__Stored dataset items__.

::::

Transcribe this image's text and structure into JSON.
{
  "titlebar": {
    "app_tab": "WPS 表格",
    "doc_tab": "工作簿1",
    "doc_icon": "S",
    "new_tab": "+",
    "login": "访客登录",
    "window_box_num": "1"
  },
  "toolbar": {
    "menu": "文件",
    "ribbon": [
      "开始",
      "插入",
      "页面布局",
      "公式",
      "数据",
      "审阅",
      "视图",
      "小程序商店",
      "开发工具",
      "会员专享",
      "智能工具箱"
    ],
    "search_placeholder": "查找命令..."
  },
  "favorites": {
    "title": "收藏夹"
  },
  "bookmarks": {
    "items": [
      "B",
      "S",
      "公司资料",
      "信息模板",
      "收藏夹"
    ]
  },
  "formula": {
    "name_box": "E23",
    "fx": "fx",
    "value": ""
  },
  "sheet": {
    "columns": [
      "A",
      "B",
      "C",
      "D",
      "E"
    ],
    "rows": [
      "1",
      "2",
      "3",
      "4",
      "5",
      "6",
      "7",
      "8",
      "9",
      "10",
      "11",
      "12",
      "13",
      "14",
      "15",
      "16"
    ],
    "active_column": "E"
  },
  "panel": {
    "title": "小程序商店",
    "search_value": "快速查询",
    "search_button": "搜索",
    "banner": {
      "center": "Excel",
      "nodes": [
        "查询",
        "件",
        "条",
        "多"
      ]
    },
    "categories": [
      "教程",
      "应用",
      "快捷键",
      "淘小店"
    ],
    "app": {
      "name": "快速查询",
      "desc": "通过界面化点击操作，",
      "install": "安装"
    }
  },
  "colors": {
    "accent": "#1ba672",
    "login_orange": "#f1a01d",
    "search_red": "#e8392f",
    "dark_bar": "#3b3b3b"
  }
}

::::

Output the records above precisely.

Transcribe this image's text and structure into JSON.
{
  "titlebar": {
    "app_tab": "WPS 表格",
    "doc_tab": "工作簿1",
    "doc_icon": "S",
    "new_tab": "+",
    "login": "访客登录",
    "window_box_num": "1"
  },
  "toolbar": {
    "menu": "文件",
    "ribbon": [
      "开始",
      "插入",
      "页面布局",
      "公式",
      "数据",
      "审阅",
      "视图",
      "小程序商店",
      "开发工具",
      "会员专享",
      "智能工具箱"
    ],
    "search_placeholder": "查找命令..."
  },
  "favorites": {
    "title": "收藏夹"
  },
  "bookmarks": {
    "items": [
      "B",
      "S",
      "公司资料",
      "信息模板",
      "收藏夹"
    ]
  },
  "formula": {
    "name_box": "E23",
    "fx": "fx",
    "value": ""
  },
  "sheet": {
    "columns": [
      "A",
      "B",
      "C",
      "D",
      "E"
    ],
    "rows": [
      "1",
      "2",
      "3",
      "4",
      "5",
      "6",
      "7",
      "8",
      "9",
      "10",
      "11",
      "12",
      "13",
      "14",
      "15",
      "16"
    ],
    "active_column": "E"
  },
  "panel": {
    "title": "小程序商店",
    "search_value": "快速查询",
    "search_button": "搜索",
    "banner": {
      "center": "Excel",
      "nodes": [
        "查询",
        "件",
        "条",
        "多"
      ]
    },
    "categories": [
      "教程",
      "应用",
      "快捷键",
      "淘小店"
    ],
    "app": {
      "name": "快速查询",
      "desc": "通过界面化点击操作，",
      "install": "安装"
    }
  },
  "colors": {
    "accent": "#1ba672",
    "login_orange": "#f1a01d",
    "search_red": "#e8392f",
    "dark_bar": "#3b3b3b"
  }
}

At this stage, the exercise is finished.